* Task brief
Would you work out how many lines below include the word "title"? Only that number is wanted.

(Component data from apps and pages)

★ ★ ★ ★ ★ ★ ★

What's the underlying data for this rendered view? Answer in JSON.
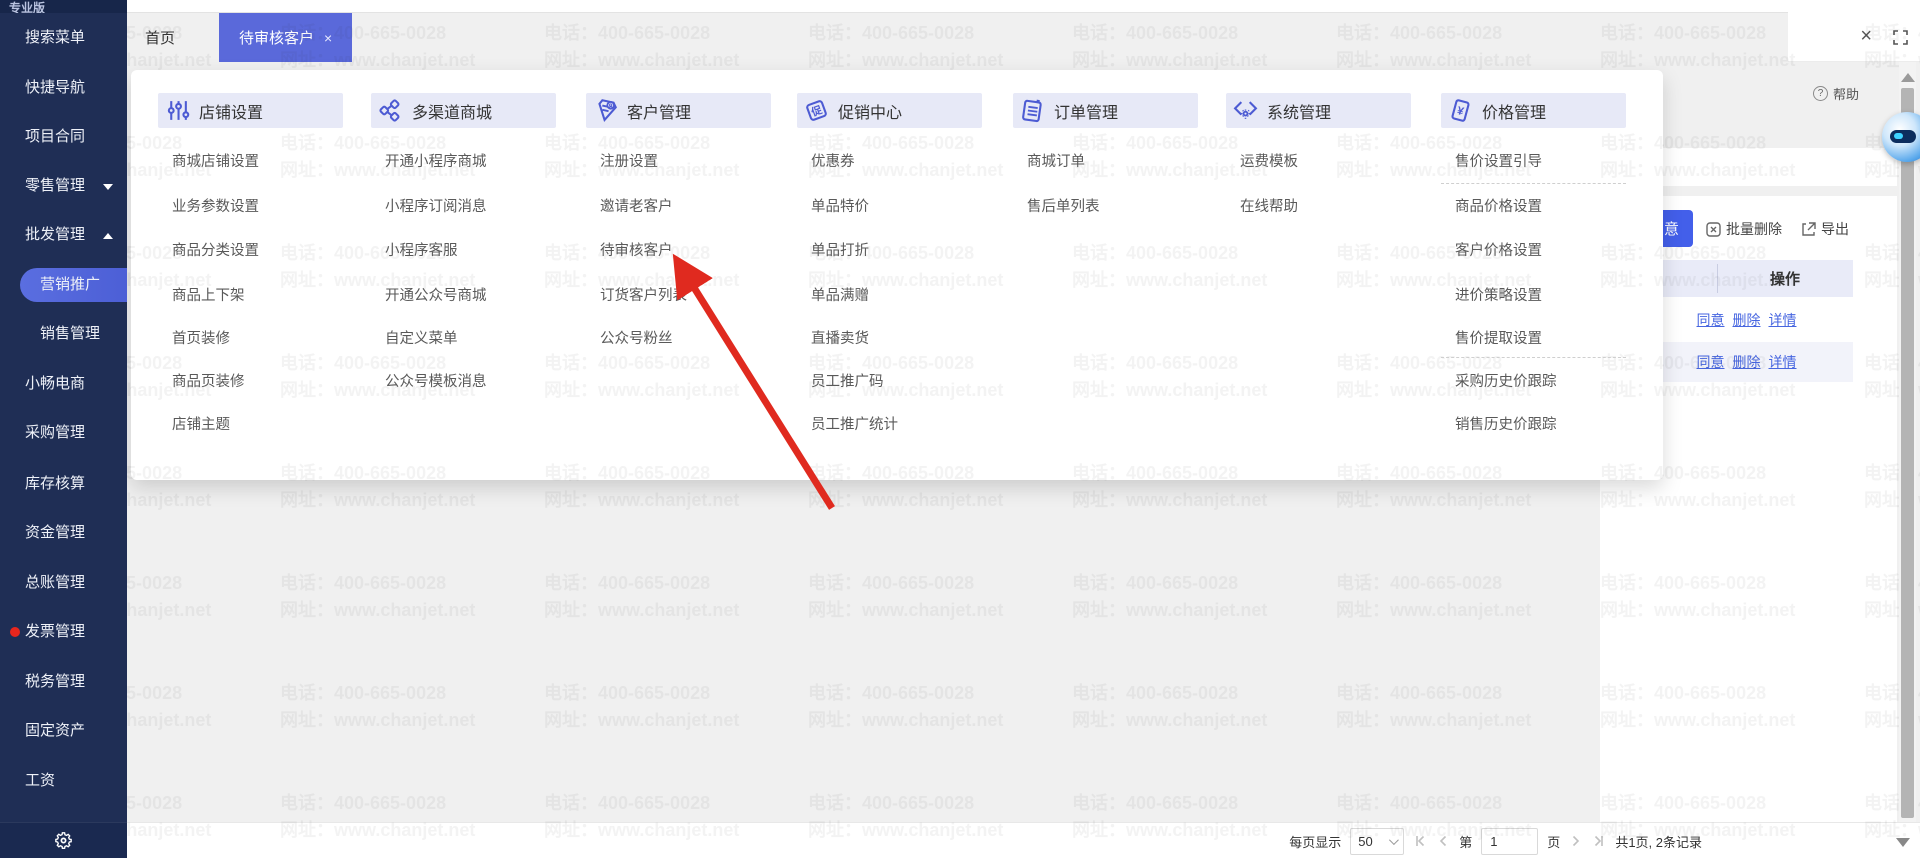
{
  "app": {
    "edition_label": "专业版",
    "help_label": "帮助"
  },
  "colors": {
    "accent": "#5a69da",
    "sidebar_bg": "#1f2e55",
    "active_item": "#5266d9",
    "link_blue": "#4766e0",
    "arrow_red": "#e02a1f",
    "header_band": "#e7e9f7",
    "button_blue": "#435fea"
  },
  "tabs": {
    "home": "首页",
    "active": "待审核客户",
    "close_glyph": "×"
  },
  "sidebar": {
    "items": [
      {
        "label": "搜索菜单",
        "indent": 1
      },
      {
        "label": "快捷导航",
        "indent": 1
      },
      {
        "label": "项目合同",
        "indent": 1
      },
      {
        "label": "零售管理",
        "indent": 1,
        "chevron": "down"
      },
      {
        "label": "批发管理",
        "indent": 1,
        "chevron": "up"
      },
      {
        "label": "营销推广",
        "indent": 2,
        "active": true
      },
      {
        "label": "销售管理",
        "indent": 2
      },
      {
        "label": "小畅电商",
        "indent": 1
      },
      {
        "label": "采购管理",
        "indent": 1
      },
      {
        "label": "库存核算",
        "indent": 1
      },
      {
        "label": "资金管理",
        "indent": 1
      },
      {
        "label": "总账管理",
        "indent": 1
      },
      {
        "label": "发票管理",
        "indent": 1,
        "dot": true
      },
      {
        "label": "税务管理",
        "indent": 1
      },
      {
        "label": "固定资产",
        "indent": 1
      },
      {
        "label": "工资",
        "indent": 1
      }
    ]
  },
  "mega_menu": {
    "sections": [
      {
        "title": "店铺设置",
        "icon": "tune-icon",
        "items": [
          "商城店铺设置",
          "业务参数设置",
          "商品分类设置",
          "商品上下架",
          "首页装修",
          "商品页装修",
          "店铺主题"
        ]
      },
      {
        "title": "多渠道商城",
        "icon": "channels-icon",
        "items": [
          "开通小程序商城",
          "小程序订阅消息",
          "小程序客服",
          "开通公众号商城",
          "自定义菜单",
          "公众号模板消息"
        ]
      },
      {
        "title": "客户管理",
        "icon": "customer-icon",
        "items": [
          "注册设置",
          "邀请老客户",
          "待审核客户",
          "订货客户列表",
          "公众号粉丝"
        ]
      },
      {
        "title": "促销中心",
        "icon": "promo-icon",
        "items": [
          "优惠券",
          "单品特价",
          "单品打折",
          "单品满赠",
          "直播卖货",
          "员工推广码",
          "员工推广统计"
        ]
      },
      {
        "title": "订单管理",
        "icon": "order-icon",
        "items": [
          "商城订单",
          "售后单列表"
        ]
      },
      {
        "title": "系统管理",
        "icon": "system-icon",
        "items": [
          "运费模板",
          "在线帮助"
        ]
      },
      {
        "title": "价格管理",
        "icon": "price-icon",
        "items": [
          "售价设置引导",
          "商品价格设置",
          "客户价格设置",
          "进价策略设置",
          "售价提取设置",
          "采购历史价跟踪",
          "销售历史价跟踪"
        ],
        "dividers_after": [
          0,
          4
        ]
      }
    ]
  },
  "watermark": {
    "line1": "电话：400-665-0028",
    "line2": "网址：www.chanjet.net"
  },
  "content_right": {
    "agree_button_visible": "意",
    "batch_delete_label": "批量删除",
    "export_label": "导出",
    "op_header": "操作",
    "rows": [
      [
        "同意",
        "删除",
        "详情"
      ],
      [
        "同意",
        "删除",
        "详情"
      ]
    ]
  },
  "pagination": {
    "per_page_label": "每页显示",
    "per_page_value": "50",
    "page_prefix": "第",
    "page_value": "1",
    "page_suffix": "页",
    "summary": "共1页, 2条记录"
  }
}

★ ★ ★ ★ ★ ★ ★

* Exercise result
7